# WORK ITEM
In the entries below, how many lines contain the word "server"? State the number and nothing more.

# AVAILABLE DATA
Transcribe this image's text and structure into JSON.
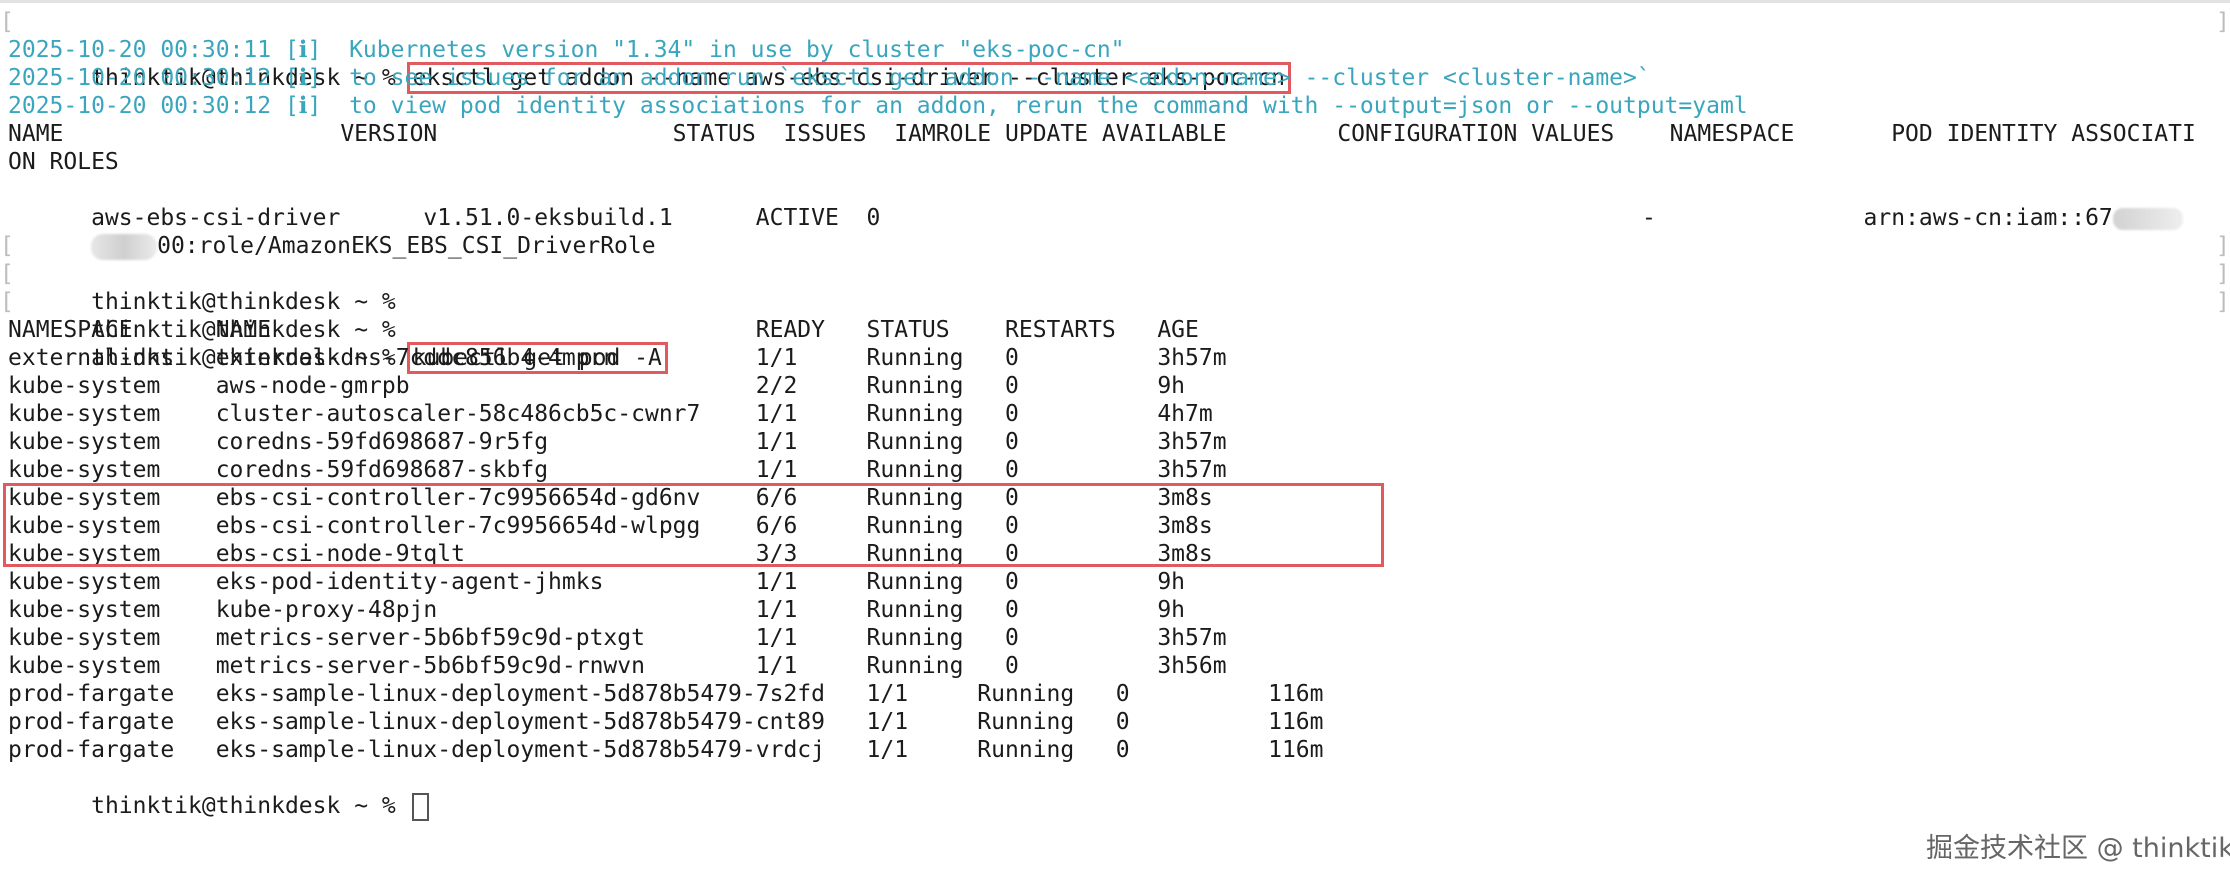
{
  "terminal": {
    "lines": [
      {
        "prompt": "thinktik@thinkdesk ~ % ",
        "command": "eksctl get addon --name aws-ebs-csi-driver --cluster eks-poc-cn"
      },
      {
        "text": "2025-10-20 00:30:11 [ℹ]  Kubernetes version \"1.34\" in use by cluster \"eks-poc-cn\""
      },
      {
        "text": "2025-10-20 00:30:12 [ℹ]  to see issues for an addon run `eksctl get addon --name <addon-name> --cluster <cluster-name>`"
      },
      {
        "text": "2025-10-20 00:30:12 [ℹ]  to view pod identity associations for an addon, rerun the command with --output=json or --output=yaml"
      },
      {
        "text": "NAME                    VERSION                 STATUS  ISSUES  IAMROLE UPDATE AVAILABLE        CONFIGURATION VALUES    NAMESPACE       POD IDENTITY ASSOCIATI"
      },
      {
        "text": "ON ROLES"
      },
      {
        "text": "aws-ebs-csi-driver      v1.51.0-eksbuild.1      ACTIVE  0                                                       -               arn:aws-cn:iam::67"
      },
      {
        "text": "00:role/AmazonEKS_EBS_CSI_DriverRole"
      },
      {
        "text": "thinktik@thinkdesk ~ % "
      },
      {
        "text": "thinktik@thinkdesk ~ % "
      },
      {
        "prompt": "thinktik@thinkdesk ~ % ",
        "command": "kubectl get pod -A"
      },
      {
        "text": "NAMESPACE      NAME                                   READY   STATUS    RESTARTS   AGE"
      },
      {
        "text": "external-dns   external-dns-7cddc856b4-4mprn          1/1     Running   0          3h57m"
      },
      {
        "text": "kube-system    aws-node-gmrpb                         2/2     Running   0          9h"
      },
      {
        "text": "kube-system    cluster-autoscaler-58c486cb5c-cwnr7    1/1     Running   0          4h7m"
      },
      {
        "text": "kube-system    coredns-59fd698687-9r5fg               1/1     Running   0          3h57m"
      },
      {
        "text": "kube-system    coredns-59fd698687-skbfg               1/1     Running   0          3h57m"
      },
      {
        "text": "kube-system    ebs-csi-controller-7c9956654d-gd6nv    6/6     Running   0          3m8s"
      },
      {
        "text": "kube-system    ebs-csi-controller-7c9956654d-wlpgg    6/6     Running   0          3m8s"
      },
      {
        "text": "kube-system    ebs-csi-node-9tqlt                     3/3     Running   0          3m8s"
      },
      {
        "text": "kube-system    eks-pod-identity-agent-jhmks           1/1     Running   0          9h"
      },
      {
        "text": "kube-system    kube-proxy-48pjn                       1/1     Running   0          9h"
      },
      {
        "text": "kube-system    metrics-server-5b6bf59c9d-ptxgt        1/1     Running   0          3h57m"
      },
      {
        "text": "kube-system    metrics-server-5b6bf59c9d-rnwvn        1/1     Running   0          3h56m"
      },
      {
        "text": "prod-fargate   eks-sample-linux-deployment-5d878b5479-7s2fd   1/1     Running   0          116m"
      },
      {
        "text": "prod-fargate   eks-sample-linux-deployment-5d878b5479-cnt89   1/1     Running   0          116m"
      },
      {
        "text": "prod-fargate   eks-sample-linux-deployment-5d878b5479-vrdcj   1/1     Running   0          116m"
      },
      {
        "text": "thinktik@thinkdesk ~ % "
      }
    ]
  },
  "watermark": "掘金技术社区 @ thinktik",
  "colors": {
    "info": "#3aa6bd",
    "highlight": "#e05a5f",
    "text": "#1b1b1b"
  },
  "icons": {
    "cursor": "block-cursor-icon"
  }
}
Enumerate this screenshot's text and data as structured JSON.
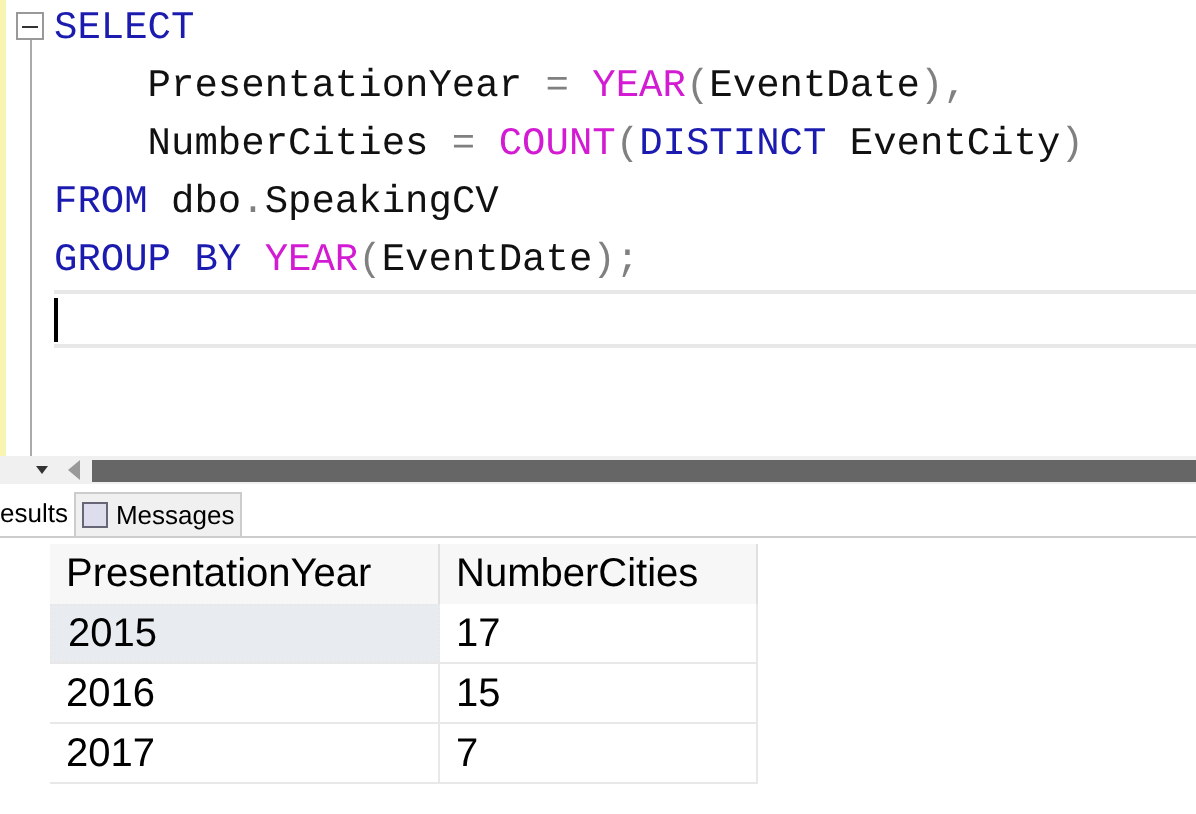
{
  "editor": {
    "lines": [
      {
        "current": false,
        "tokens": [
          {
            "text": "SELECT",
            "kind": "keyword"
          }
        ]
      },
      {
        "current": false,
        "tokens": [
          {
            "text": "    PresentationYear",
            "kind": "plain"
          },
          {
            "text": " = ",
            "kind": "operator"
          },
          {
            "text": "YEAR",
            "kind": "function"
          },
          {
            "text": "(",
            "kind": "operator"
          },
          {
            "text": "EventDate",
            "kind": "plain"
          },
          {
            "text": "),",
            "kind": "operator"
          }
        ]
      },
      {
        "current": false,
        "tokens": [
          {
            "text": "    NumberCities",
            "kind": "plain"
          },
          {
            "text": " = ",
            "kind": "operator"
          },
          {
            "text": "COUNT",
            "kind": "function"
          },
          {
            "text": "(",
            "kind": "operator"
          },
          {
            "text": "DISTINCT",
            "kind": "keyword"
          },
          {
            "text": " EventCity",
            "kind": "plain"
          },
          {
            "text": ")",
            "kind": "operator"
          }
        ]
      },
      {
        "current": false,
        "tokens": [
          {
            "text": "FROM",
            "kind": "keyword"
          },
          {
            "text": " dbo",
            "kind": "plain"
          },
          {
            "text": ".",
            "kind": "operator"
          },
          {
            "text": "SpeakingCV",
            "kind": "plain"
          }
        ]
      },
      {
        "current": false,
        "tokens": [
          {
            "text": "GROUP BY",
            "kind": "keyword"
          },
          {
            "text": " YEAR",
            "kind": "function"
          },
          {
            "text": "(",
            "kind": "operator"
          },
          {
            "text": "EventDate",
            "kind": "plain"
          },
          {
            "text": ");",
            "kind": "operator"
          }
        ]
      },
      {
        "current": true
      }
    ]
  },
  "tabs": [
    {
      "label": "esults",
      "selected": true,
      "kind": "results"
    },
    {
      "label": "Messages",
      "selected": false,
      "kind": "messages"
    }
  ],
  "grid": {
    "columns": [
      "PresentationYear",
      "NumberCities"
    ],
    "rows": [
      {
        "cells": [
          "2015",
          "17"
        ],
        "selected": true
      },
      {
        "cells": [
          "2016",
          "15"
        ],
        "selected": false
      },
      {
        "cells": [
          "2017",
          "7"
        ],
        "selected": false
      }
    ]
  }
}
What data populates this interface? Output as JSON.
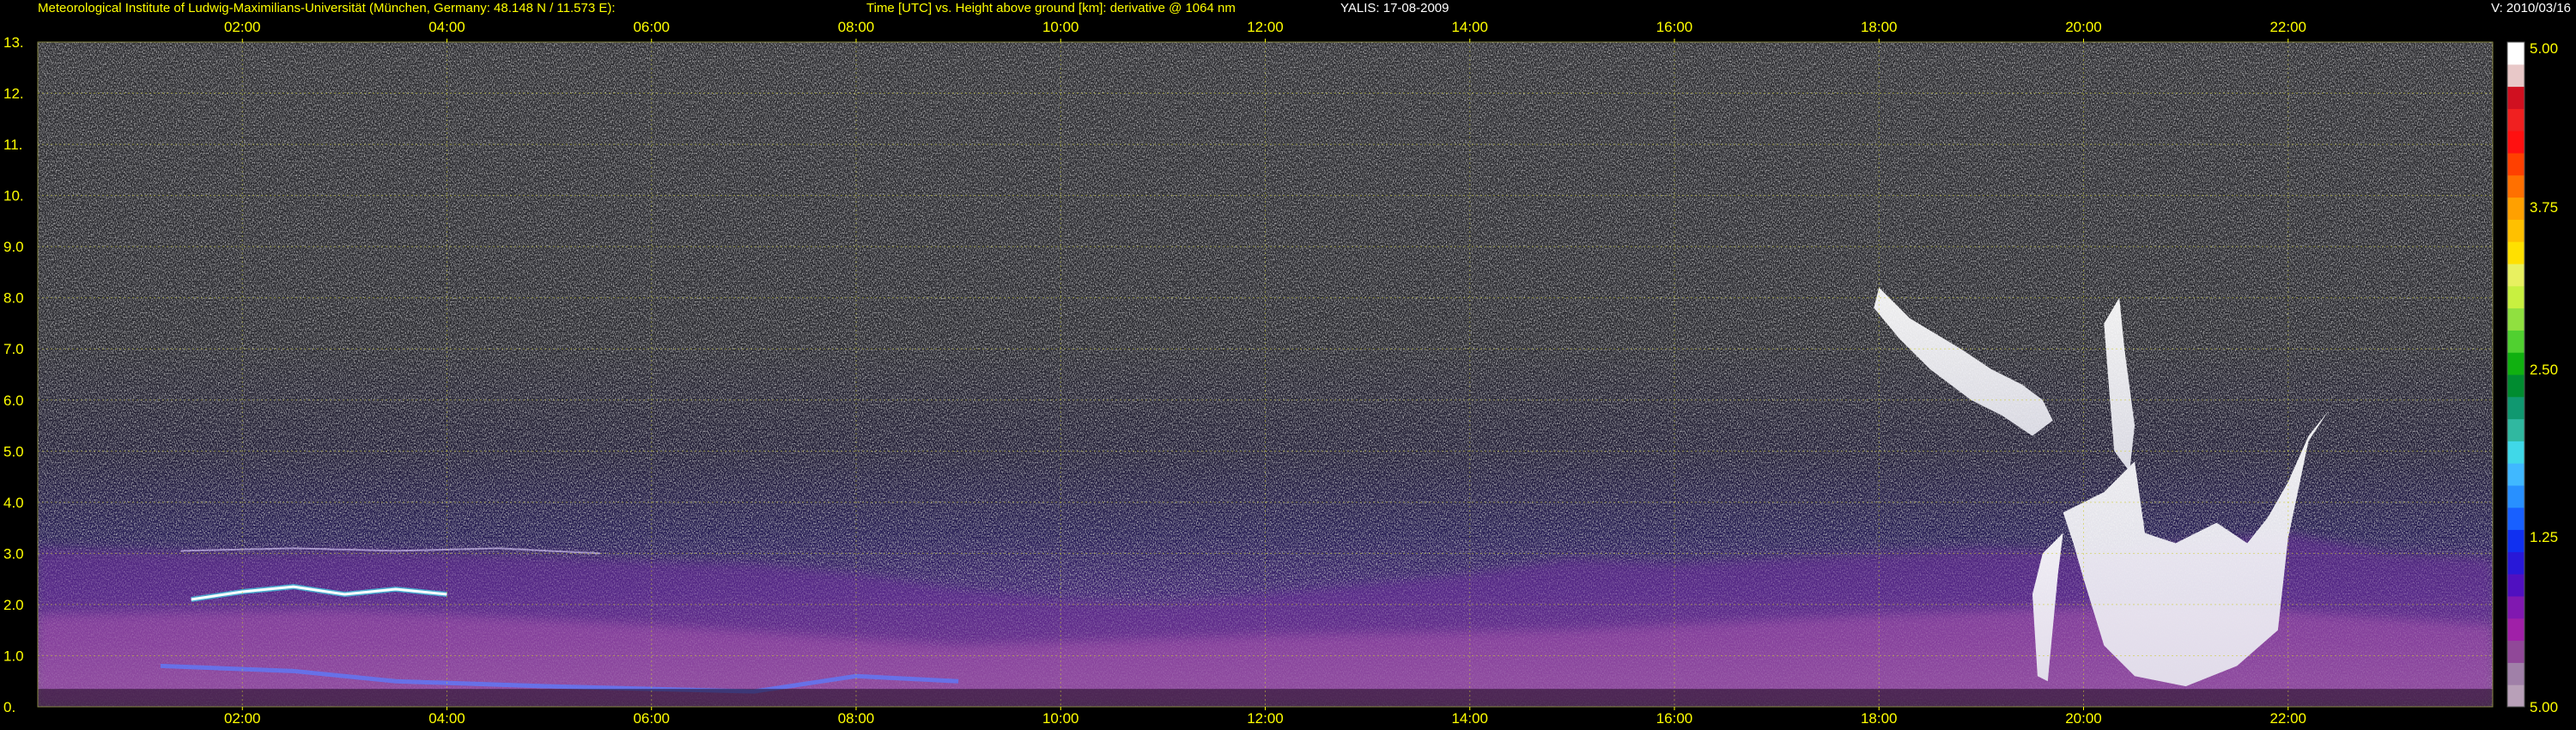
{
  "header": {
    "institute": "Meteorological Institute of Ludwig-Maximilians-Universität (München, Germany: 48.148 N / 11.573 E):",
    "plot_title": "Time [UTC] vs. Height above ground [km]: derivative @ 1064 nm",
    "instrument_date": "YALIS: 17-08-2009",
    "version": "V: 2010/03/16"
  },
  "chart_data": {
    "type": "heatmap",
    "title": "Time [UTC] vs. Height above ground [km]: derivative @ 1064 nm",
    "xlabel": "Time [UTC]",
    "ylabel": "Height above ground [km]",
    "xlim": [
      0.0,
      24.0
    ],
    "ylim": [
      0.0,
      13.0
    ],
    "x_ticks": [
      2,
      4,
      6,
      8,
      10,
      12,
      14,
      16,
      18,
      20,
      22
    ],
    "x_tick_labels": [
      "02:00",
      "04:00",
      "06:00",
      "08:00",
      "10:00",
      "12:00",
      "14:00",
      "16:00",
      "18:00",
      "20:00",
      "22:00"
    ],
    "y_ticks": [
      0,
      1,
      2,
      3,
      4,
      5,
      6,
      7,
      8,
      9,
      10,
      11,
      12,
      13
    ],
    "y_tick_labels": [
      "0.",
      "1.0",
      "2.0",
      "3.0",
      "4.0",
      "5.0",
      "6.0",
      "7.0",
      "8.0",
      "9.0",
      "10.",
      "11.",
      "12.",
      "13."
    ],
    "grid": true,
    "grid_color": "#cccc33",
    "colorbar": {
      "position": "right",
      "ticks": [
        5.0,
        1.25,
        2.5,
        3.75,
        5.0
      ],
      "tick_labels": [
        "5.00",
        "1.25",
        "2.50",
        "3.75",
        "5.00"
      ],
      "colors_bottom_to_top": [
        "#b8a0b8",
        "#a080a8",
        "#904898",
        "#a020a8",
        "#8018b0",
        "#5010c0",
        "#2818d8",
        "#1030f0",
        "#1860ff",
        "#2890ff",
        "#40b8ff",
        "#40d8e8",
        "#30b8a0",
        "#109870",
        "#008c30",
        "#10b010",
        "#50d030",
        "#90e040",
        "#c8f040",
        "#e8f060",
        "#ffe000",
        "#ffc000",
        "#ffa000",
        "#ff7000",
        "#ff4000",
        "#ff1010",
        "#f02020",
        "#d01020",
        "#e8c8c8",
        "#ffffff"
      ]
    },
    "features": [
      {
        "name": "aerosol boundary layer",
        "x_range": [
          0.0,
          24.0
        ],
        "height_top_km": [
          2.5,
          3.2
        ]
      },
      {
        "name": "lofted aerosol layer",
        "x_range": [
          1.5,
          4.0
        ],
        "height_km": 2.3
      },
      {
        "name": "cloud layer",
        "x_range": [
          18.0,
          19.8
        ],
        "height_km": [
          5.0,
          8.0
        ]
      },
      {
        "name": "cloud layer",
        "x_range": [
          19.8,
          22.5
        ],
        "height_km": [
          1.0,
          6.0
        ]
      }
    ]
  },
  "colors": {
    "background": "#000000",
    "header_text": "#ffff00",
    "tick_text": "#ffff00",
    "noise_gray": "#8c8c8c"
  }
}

# RESPONSE TO THE EXERCISE
2